• _REQUIRED WORK_: Which of the lines below contain the string "screenshot"? Pull each one out of the data.

# # # #

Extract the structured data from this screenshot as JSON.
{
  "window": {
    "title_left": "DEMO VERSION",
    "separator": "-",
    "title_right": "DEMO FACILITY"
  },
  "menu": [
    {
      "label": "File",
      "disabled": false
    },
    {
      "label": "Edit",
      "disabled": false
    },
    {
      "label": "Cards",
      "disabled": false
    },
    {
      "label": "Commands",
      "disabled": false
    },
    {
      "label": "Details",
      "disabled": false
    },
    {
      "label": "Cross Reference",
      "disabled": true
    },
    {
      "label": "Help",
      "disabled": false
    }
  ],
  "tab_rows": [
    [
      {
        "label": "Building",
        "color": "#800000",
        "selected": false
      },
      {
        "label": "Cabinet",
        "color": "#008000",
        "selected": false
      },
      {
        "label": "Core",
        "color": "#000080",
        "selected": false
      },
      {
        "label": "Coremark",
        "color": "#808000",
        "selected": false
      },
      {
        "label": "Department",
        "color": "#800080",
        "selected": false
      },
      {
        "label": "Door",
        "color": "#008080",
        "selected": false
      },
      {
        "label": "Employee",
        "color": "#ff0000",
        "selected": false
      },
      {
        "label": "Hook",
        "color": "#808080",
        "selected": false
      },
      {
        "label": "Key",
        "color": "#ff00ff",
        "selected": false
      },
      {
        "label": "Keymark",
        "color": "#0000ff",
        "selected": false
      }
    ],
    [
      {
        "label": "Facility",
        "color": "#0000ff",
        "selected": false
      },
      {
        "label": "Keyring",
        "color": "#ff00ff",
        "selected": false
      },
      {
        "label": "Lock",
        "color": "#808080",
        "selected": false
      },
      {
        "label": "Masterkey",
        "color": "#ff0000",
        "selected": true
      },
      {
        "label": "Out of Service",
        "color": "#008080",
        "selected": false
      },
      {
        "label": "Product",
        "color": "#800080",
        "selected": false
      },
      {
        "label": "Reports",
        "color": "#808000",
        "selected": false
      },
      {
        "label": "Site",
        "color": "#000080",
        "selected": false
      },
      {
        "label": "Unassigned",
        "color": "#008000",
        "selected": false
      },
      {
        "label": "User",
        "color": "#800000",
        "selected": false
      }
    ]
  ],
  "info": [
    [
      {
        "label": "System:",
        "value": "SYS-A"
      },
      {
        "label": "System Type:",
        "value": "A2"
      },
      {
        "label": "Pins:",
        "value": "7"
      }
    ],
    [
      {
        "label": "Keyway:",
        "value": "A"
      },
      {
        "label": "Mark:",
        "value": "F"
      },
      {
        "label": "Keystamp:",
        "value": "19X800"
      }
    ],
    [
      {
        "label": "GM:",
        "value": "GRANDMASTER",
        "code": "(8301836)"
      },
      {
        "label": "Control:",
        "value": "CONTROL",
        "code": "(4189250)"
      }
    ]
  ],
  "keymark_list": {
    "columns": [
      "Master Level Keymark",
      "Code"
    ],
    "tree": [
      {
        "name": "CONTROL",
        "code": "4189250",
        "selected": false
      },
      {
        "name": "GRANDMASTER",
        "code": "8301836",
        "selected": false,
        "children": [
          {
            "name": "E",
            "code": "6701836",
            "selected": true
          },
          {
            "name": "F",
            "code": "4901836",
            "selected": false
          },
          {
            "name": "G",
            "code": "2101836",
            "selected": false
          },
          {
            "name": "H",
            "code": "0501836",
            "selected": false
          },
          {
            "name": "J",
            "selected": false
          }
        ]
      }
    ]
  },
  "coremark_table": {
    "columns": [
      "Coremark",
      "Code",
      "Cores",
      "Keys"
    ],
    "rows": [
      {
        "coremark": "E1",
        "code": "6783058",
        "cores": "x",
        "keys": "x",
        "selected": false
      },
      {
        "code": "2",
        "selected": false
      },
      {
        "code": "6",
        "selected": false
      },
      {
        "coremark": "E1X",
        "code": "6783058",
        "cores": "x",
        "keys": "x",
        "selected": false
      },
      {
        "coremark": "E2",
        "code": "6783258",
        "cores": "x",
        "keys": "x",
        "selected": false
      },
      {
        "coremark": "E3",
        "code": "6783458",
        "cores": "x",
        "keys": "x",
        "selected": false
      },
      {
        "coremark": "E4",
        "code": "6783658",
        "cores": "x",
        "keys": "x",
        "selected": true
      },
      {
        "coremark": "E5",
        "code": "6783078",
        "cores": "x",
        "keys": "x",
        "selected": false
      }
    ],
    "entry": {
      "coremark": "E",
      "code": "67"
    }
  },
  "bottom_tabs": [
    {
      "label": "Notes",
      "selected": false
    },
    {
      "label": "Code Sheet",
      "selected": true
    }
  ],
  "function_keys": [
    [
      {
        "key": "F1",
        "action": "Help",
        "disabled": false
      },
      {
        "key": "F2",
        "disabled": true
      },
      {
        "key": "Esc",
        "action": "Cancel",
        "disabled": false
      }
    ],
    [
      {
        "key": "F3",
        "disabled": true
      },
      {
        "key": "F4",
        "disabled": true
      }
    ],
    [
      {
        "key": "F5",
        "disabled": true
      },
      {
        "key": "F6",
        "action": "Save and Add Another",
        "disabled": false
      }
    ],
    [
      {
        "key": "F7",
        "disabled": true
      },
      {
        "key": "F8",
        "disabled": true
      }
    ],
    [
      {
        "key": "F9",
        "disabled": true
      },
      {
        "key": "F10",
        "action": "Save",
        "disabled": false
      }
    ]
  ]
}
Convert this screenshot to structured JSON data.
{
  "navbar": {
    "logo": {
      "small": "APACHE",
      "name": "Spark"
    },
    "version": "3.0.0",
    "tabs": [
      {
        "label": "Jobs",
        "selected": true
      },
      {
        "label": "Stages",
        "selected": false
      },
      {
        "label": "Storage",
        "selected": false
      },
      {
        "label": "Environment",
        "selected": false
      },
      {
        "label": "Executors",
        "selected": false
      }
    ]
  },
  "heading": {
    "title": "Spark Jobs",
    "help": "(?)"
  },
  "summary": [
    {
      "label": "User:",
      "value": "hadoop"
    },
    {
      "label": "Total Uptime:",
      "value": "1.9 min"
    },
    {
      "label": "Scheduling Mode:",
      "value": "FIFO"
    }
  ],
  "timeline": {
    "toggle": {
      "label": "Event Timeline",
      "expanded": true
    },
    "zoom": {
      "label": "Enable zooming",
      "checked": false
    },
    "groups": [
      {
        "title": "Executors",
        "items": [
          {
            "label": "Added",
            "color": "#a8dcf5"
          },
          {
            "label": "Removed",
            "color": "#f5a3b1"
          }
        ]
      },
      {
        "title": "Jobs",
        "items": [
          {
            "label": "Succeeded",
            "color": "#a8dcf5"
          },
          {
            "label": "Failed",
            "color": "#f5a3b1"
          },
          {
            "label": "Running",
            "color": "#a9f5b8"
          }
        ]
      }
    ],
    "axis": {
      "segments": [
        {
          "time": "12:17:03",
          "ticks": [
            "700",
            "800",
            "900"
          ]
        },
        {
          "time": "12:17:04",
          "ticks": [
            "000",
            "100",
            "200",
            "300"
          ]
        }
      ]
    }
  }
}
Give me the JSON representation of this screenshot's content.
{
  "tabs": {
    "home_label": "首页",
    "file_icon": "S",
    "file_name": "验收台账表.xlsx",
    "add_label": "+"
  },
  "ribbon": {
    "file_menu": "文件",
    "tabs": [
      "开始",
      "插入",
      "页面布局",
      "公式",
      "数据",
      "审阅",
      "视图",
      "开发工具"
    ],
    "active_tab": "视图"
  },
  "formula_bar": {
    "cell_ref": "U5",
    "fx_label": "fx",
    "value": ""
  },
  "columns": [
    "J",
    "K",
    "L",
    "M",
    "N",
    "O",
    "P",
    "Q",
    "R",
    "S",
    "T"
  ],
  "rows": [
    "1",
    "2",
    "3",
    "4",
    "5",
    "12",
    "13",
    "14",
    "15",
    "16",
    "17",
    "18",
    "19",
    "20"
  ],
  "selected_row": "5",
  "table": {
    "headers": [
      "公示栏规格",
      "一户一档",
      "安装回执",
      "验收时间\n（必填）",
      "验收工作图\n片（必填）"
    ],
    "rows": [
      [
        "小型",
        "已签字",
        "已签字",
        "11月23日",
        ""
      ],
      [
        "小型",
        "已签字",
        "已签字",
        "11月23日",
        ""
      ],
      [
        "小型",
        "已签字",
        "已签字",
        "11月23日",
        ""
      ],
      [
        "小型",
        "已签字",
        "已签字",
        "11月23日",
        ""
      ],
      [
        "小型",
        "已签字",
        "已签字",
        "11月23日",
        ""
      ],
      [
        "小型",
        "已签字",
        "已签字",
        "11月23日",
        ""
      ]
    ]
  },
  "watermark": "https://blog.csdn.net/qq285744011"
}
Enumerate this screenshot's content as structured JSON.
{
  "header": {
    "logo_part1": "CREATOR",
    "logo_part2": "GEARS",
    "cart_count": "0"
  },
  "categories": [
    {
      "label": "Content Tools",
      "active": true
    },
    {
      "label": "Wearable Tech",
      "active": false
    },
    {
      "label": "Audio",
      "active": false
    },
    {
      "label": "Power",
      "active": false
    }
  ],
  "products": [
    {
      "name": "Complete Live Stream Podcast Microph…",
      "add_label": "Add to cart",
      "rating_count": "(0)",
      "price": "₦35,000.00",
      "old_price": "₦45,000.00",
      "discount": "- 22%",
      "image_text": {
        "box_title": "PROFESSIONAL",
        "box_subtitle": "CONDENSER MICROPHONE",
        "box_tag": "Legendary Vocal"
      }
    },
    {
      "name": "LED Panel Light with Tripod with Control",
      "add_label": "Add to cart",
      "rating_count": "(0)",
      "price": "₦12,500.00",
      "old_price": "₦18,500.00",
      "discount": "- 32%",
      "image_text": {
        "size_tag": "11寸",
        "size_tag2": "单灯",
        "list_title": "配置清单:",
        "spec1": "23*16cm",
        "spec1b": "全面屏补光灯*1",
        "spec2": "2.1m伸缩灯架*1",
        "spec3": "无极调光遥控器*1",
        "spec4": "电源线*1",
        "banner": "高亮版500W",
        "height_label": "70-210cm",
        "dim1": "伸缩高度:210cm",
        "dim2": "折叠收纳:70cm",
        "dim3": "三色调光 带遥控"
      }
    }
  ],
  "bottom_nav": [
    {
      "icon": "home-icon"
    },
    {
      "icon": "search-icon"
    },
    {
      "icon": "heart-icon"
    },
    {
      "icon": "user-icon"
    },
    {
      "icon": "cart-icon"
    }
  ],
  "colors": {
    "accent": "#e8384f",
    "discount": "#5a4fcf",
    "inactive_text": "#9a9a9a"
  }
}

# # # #

• _WRITTEN REPLY_:
Extract the structured data from this screenshot as JSON.
Convert this screenshot to structured JSON data.
Give me the JSON representation of this screenshot's content.
Enumerate this screenshot's content as structured JSON.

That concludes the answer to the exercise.